◆ **What is needed**
Look through the records, and wherever the string "Exceptions" turns up, copy out that line.

[Excerpts from an interface dataset]
-*-*-

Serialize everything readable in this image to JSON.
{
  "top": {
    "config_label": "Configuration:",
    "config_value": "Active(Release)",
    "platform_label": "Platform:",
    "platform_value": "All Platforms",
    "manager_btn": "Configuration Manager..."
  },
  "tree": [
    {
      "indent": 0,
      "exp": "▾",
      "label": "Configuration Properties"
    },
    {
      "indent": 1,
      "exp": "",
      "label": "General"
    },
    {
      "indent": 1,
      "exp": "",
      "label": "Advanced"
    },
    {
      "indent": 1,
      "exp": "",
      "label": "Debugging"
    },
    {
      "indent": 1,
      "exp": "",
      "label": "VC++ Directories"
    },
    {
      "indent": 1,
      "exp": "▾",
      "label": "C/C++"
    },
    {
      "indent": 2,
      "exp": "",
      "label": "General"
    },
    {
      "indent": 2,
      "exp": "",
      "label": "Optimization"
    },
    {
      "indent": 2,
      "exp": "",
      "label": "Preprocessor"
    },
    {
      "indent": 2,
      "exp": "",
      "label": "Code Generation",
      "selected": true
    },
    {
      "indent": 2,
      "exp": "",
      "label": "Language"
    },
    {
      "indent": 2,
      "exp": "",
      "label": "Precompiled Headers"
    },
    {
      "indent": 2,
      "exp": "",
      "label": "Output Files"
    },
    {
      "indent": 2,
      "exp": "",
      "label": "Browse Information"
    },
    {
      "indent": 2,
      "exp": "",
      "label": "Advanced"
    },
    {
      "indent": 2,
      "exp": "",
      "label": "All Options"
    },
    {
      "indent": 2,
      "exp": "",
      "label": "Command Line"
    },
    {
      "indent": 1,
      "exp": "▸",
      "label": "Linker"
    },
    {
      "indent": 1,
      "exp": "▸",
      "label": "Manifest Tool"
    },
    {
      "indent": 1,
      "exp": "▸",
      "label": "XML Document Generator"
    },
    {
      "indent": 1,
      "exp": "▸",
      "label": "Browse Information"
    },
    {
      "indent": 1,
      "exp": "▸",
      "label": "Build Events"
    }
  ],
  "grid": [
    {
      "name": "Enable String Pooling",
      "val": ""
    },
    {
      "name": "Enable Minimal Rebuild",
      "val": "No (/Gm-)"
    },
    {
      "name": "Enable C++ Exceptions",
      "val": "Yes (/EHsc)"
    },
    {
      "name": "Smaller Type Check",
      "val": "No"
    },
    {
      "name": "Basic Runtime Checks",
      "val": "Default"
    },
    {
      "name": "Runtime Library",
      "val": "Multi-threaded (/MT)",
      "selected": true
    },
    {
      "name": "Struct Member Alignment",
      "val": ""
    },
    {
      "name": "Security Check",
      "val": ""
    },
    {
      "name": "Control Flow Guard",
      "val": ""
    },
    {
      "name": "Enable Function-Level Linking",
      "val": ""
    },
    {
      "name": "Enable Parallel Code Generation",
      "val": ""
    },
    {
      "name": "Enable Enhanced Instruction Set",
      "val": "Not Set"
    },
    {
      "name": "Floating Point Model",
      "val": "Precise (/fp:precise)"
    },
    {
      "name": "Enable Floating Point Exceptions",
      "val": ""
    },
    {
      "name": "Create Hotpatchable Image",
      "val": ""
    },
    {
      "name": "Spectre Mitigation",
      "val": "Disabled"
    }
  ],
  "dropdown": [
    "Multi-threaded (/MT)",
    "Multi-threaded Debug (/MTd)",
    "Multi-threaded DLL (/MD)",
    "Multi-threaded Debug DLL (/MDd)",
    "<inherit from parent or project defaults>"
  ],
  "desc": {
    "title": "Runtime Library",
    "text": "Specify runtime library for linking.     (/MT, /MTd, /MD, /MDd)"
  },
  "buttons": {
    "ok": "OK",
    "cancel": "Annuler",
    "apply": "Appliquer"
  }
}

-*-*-

◆ **Exercise output**
      "name": "Enable C++ Exceptions",
      "name": "Enable Floating Point Exceptions",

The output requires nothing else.